If a quick resolution is a priority for you – perhaps due to the financial strain provoked by the incident and related costs – a settlement would be in your best interest, as it is quicker and less stressful.

If you aren’t as concerned about the timeline and simply want to make sure you get what you’re entitled to, it could end up leading you to litigation. 

Ultimately, each case is different and will need to be evaluated by your attorney to determine if a settlement is possible or if a trial is necessary and in your best interests. 

Benefits of a Settlement

Making the decision to take a settlement offer instead of going to trial isn’t always straightforward, but it does have notable advantages:

Faster Resolution

Settlements are generally resolved faster than trials. This is because you eliminate court proceedings which consume significant time, allowing you to move on from this incident sooner.

When looking into matters of cost, settlements might result in lower legal fees. Personal injury attorneys typically work on a contingency fee basis, meaning they take a portion of your settlement or verdict award as their fee. Many attorneys will take a lower percentage if the case is settled as opposed to going to trial. 

Greater Control Over Outcome

By choosing to settle, you retain more control over the outcome of your case. You negotiate back and forth with the other party until you reach an agreement that is satisfactory for you, avoiding an unpredictable jury verdict.


Unlike trials that are entered into public record and are open to anyone’s observation, settlements provide a degree of privacy where the terms agreed upon can be kept confidential between involved parties. 

Reduced Stress

Another advantage of reaching a settlement is the reduction in stress levels. Trials involve intense scrutiny, confrontation, and uncertainty; they can also last for many months or even years. 

Opting to settle your personal injury case avoids these factors and provides closure sooner. You won’t be dealing with constant communication with lawyers or going through exhausting litigation proceedings, which can be overwhelming and damaging to your overall well-being. 

Benefits of a Trial

Going to trial for your personal injury case may at first seem intimidating or stressful. However, it does offer certain benefits as well, including:

Public Accountability

Trials are conducted in a public forum where both sides can tell their version of the story fully and with transparency. If you are successful, the defendant will face potential consequences beyond being required to pay damages, like damage to their reputation and public accountability, which is important to some plaintiffs. 

Chance for Punitive Damages

In cases displaying gross negligence or intentional misconduct leading to your injuries, opting for a trial gives you room to argue that you should be awarded punitive damages. Unlike compensatory damages designed to reimburse actual losses, the purpose of punitive damages is to punish the defendant for their egregious behavior and deter others from engaging in similar conduct.

Opportunity for More Compensation 

Opting for a trial might present an opportunity to secure more comprehensive and tailored compensation. The proceedings allow for your lawyer to personally explain the specifics of your injuries and losses and share the ongoing consequences of your injury. 

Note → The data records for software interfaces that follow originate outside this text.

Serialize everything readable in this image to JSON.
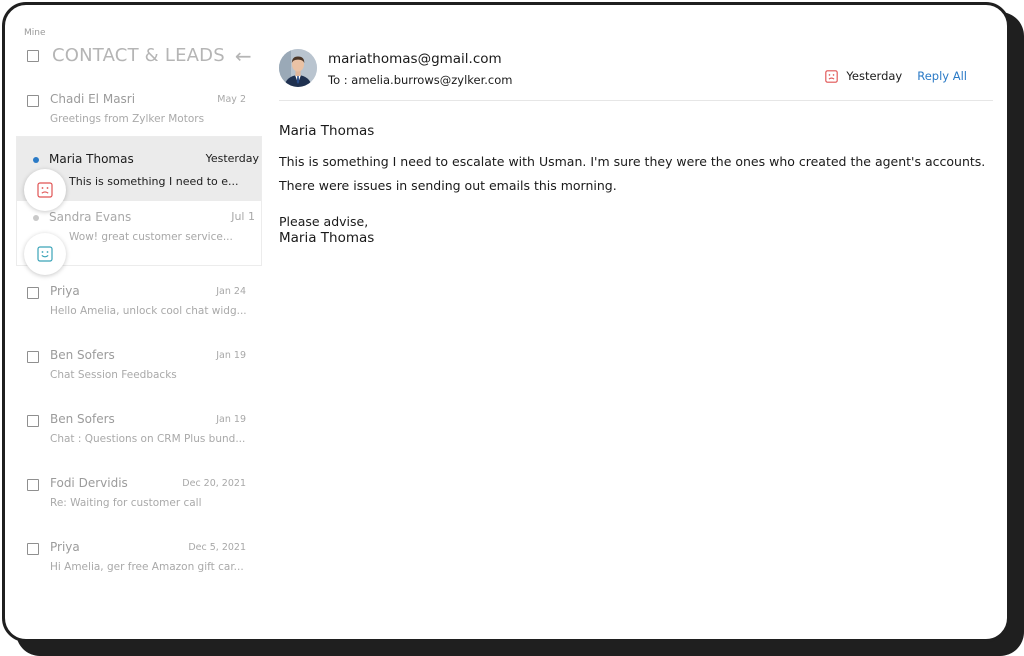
{
  "sidebar": {
    "section_label": "Mine",
    "title": "CONTACT & LEADS",
    "items": [
      {
        "name": "Chadi El Masri",
        "date": "May 2",
        "preview": "Greetings from Zylker Motors"
      },
      {
        "name": "Maria Thomas",
        "date": "Yesterday",
        "preview": "This is something I need to e..."
      },
      {
        "name": "Sandra Evans",
        "date": "Jul 1",
        "preview": "Wow! great customer service..."
      },
      {
        "name": "Priya",
        "date": "Jan 24",
        "preview": "Hello Amelia, unlock cool chat widg..."
      },
      {
        "name": "Ben Sofers",
        "date": "Jan 19",
        "preview": "Chat Session Feedbacks"
      },
      {
        "name": "Ben Sofers",
        "date": "Jan 19",
        "preview": "Chat : Questions on CRM Plus bund..."
      },
      {
        "name": "Fodi Dervidis",
        "date": "Dec 20, 2021",
        "preview": "Re: Waiting for customer call"
      },
      {
        "name": "Priya",
        "date": "Dec 5, 2021",
        "preview": "Hi Amelia, ger free Amazon gift car..."
      }
    ]
  },
  "email": {
    "from": "mariathomas@gmail.com",
    "to": "To : amelia.burrows@zylker.com",
    "when": "Yesterday",
    "reply_all": "Reply All",
    "greeting": "Maria Thomas",
    "line1": "This is something I need to escalate with Usman. I'm sure they were the ones who created the agent's accounts.",
    "line2": "There were issues in sending out emails this morning.",
    "closing": "Please advise,",
    "signature": "Maria Thomas"
  },
  "colors": {
    "accent": "#2a7ac6",
    "sad": "#e05353",
    "happy": "#3aa3b8",
    "selected_bg": "#ebebeb"
  },
  "icons": {
    "sad": "sad-face-icon",
    "happy": "happy-face-icon",
    "back": "arrow-left-icon"
  }
}
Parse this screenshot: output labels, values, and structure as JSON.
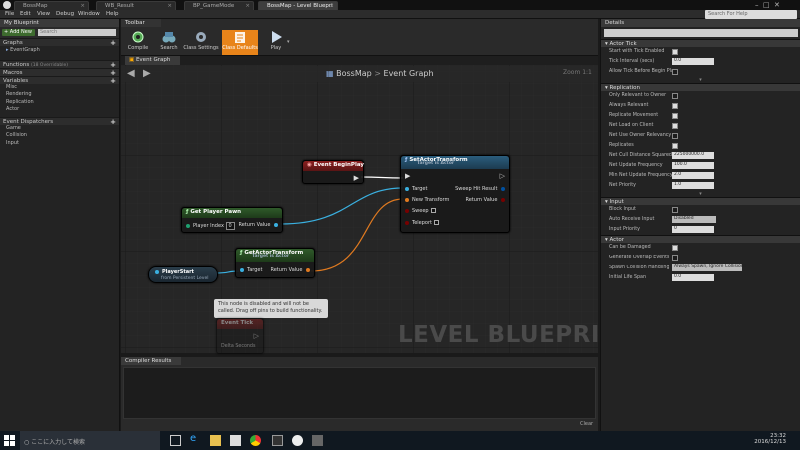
{
  "tabs": [
    "BossMap",
    "WB_Result",
    "BP_GameMode",
    "BossMap - Level Bluepri"
  ],
  "menu": [
    "File",
    "Edit",
    "View",
    "Debug",
    "Window",
    "Help"
  ],
  "search_help": "Search For Help",
  "left": {
    "title": "My Blueprint",
    "add_new": "+ Add New",
    "search_placeholder": "Search",
    "graphs_label": "Graphs",
    "event_graph": "EventGraph",
    "functions_label": "Functions",
    "functions_count": "(18 Overridable)",
    "macros_label": "Macros",
    "variables_label": "Variables",
    "variables": [
      "Misc",
      "Rendering",
      "Replication",
      "Actor"
    ],
    "dispatchers_label": "Event Dispatchers",
    "dispatchers": [
      "Game",
      "Collision",
      "Input"
    ]
  },
  "toolbar": {
    "title": "Toolbar",
    "buttons": [
      "Compile",
      "Search",
      "Class Settings",
      "Class Defaults",
      "Play"
    ]
  },
  "graph": {
    "tab": "Event Graph",
    "breadcrumb_root": "BossMap",
    "breadcrumb_sep": ">",
    "breadcrumb_leaf": "Event Graph",
    "zoom": "Zoom 1:1",
    "watermark": "LEVEL BLUEPRINT",
    "begin_play": "Event BeginPlay",
    "set_title": "SetActorTransform",
    "set_sub": "Target is Actor",
    "set_target": "Target",
    "set_new_transform": "New Transform",
    "set_sweep": "Sweep",
    "set_teleport": "Teleport",
    "set_sweep_hit": "Sweep Hit Result",
    "set_return": "Return Value",
    "gpp_title": "Get Player Pawn",
    "gpp_index": "Player Index",
    "gpp_index_val": "0",
    "gpp_return": "Return Value",
    "gat_title": "GetActorTransform",
    "gat_sub": "Target is Actor",
    "gat_target": "Target",
    "gat_return": "Return Value",
    "ps_title": "PlayerStart",
    "ps_sub": "from Persistent Level",
    "disabled_note": "This node is disabled and will not be called. Drag off pins to build functionality.",
    "tick_title": "Event Tick",
    "tick_delta": "Delta Seconds"
  },
  "compile": {
    "title": "Compiler Results",
    "clear": "Clear"
  },
  "details": {
    "title": "Details",
    "search_placeholder": "Search Details",
    "s_tick": "Actor Tick",
    "tick": [
      [
        "Start with Tick Enabled",
        "on"
      ],
      [
        "Tick Interval (secs)",
        "0.0"
      ],
      [
        "Allow Tick Before Begin Play",
        "off"
      ]
    ],
    "s_repl": "Replication",
    "repl": [
      [
        "Only Relevant to Owner",
        "off"
      ],
      [
        "Always Relevant",
        "on"
      ],
      [
        "Replicate Movement",
        "on"
      ],
      [
        "Net Load on Client",
        "on"
      ],
      [
        "Net Use Owner Relevancy",
        "off"
      ],
      [
        "Replicates",
        "on"
      ],
      [
        "Net Cull Distance Squared",
        "225000000.0"
      ],
      [
        "Net Update Frequency",
        "100.0"
      ],
      [
        "Min Net Update Frequency",
        "2.0"
      ],
      [
        "Net Priority",
        "1.0"
      ]
    ],
    "s_input": "Input",
    "input": [
      [
        "Block Input",
        "off"
      ],
      [
        "Auto Receive Input",
        "Disabled"
      ],
      [
        "Input Priority",
        "0"
      ]
    ],
    "s_actor": "Actor",
    "actor": [
      [
        "Can be Damaged",
        "on"
      ],
      [
        "Generate Overlap Events During Level Streaming",
        "off"
      ],
      [
        "Spawn Collision Handling Method",
        "Always Spawn, Ignore Collisions"
      ],
      [
        "Initial Life Span",
        "0.0"
      ]
    ]
  },
  "taskbar": {
    "search": "ここに入力して検索",
    "time": "23:32",
    "date": "2016/12/13"
  }
}
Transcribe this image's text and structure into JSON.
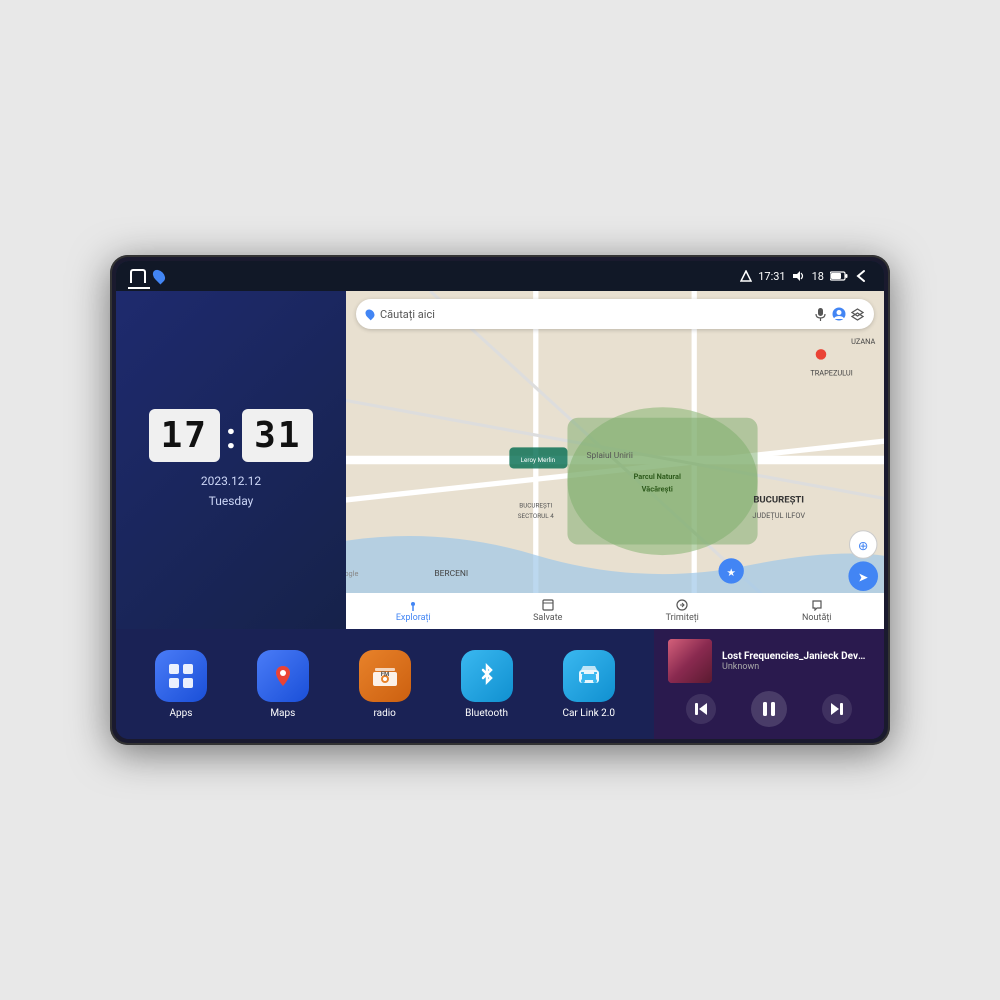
{
  "device": {
    "screen_bg": "#1e2a5e"
  },
  "status_bar": {
    "time": "17:31",
    "signal_icon": "signal",
    "volume_icon": "volume",
    "battery_value": "18",
    "battery_icon": "battery",
    "back_icon": "back-arrow"
  },
  "clock": {
    "hour": "17",
    "minute": "31",
    "date": "2023.12.12",
    "day": "Tuesday"
  },
  "map": {
    "search_placeholder": "Căutați aici",
    "locations": [
      "Parcul Natural Văcărești",
      "Leroy Merlin",
      "BUCUREȘTI",
      "JUDEȚUL ILFOV",
      "BERCENI",
      "TRAPEZULUI",
      "UZANA"
    ],
    "nav_items": [
      {
        "label": "Explorați",
        "active": true
      },
      {
        "label": "Salvate",
        "active": false
      },
      {
        "label": "Trimiteți",
        "active": false
      },
      {
        "label": "Noutăți",
        "active": false
      }
    ]
  },
  "apps": [
    {
      "id": "apps",
      "label": "Apps",
      "icon_type": "apps"
    },
    {
      "id": "maps",
      "label": "Maps",
      "icon_type": "maps"
    },
    {
      "id": "radio",
      "label": "radio",
      "icon_type": "radio"
    },
    {
      "id": "bluetooth",
      "label": "Bluetooth",
      "icon_type": "bluetooth"
    },
    {
      "id": "carlink",
      "label": "Car Link 2.0",
      "icon_type": "carlink"
    }
  ],
  "music": {
    "title": "Lost Frequencies_Janieck Devy-...",
    "artist": "Unknown",
    "controls": {
      "prev": "⏮",
      "play": "⏸",
      "next": "⏭"
    }
  }
}
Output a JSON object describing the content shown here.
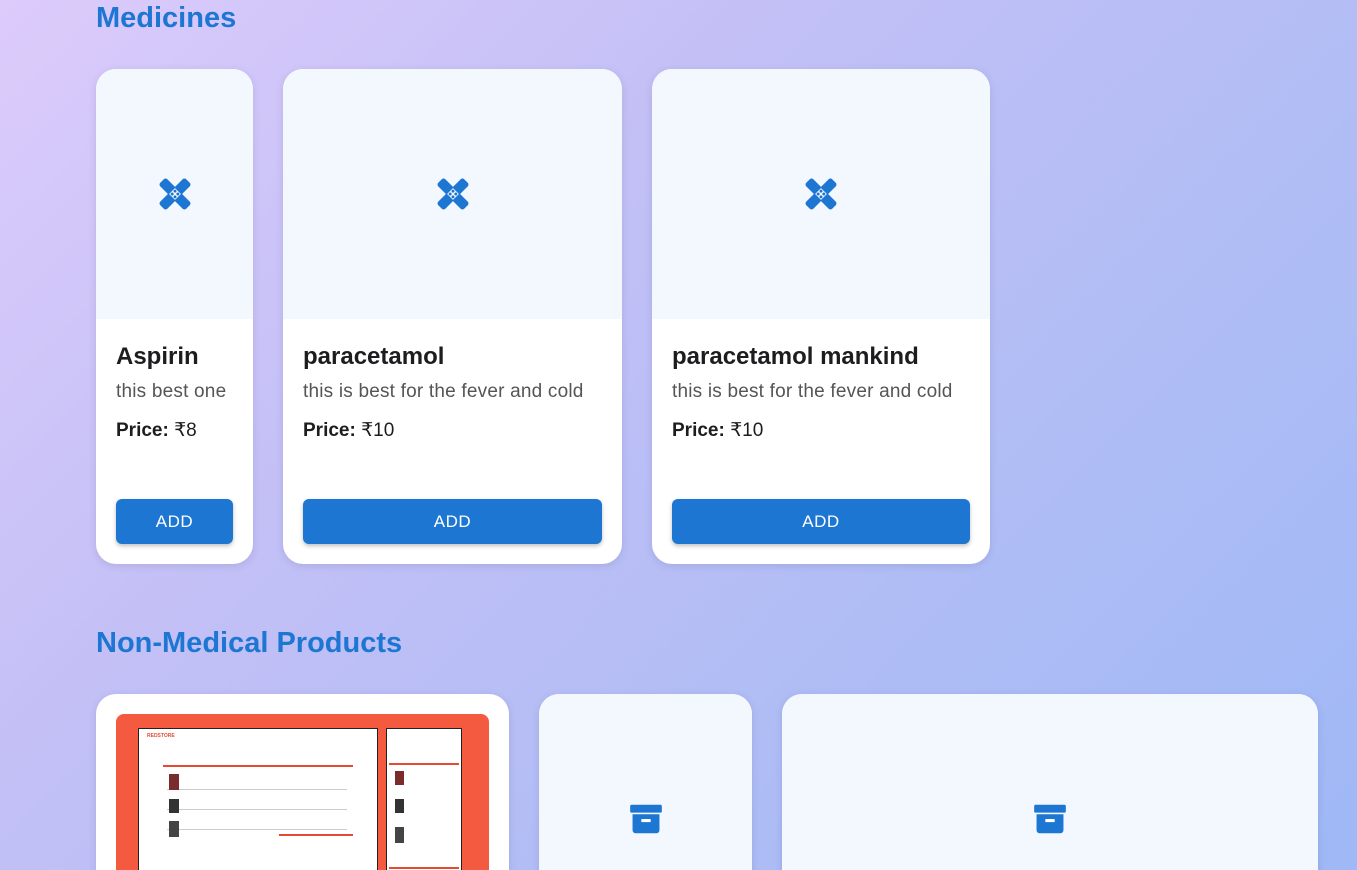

A jury is likely to be more sympathetic than an insurance company and could end up awarding you significantly more compensation than you’d receive in a settlement. 

Resolution of Complex Cases

For more intricate personal injury cases, a trial can serve as an effective way to untangle the complexities. This can be particularly beneficial when dealing with multiple defendants who each hold partial liability or where the determination of fault is simply not cut and dry and partially falls on you as the victim.

Contact a Clearwater Personal Injury Lawyer for Guidance

The question of whether your personal injury case will go to trial hinges on several factors. In any scenario, it’s crucial to engage an experienced legal professional who can analyze the specifics and merits of your claim. 

For help with your case, don’t hesitate to contact us today at (727) 787-2500 to schedule a free consultation with an experienced Clearwater personal injury attorney from Roman Austin Personal Injury Lawyers